• What to work on
When a line in the records contains the string "this", copy that line.

BEGIN Available records

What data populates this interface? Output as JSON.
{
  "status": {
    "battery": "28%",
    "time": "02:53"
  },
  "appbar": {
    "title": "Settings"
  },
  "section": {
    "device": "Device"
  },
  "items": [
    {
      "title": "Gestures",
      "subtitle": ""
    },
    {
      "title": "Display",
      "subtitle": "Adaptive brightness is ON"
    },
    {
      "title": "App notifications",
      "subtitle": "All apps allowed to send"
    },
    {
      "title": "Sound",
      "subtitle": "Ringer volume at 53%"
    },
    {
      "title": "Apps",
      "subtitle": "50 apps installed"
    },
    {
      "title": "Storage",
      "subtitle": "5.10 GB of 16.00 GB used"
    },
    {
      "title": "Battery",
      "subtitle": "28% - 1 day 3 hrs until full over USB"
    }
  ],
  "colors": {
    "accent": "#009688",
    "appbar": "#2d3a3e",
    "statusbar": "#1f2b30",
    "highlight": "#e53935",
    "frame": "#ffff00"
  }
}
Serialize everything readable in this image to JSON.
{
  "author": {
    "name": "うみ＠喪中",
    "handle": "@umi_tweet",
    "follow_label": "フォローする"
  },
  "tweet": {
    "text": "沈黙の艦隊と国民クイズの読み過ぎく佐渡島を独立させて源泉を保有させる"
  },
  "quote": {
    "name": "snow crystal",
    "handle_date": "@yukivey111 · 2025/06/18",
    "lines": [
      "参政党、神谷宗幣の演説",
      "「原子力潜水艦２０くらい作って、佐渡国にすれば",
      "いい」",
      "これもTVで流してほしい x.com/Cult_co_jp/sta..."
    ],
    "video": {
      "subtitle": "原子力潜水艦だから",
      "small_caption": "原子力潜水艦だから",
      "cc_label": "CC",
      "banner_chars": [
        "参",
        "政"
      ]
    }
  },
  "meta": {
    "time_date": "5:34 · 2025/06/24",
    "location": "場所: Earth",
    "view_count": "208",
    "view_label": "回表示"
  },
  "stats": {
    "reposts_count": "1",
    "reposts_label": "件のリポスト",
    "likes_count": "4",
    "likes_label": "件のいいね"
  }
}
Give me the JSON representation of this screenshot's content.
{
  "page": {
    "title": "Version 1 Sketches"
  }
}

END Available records

• Expected answer
What data populates this interface? Output as JSON.
Serialize everything readable in this image to JSON.
Give me the JSON representation of this screenshot's content.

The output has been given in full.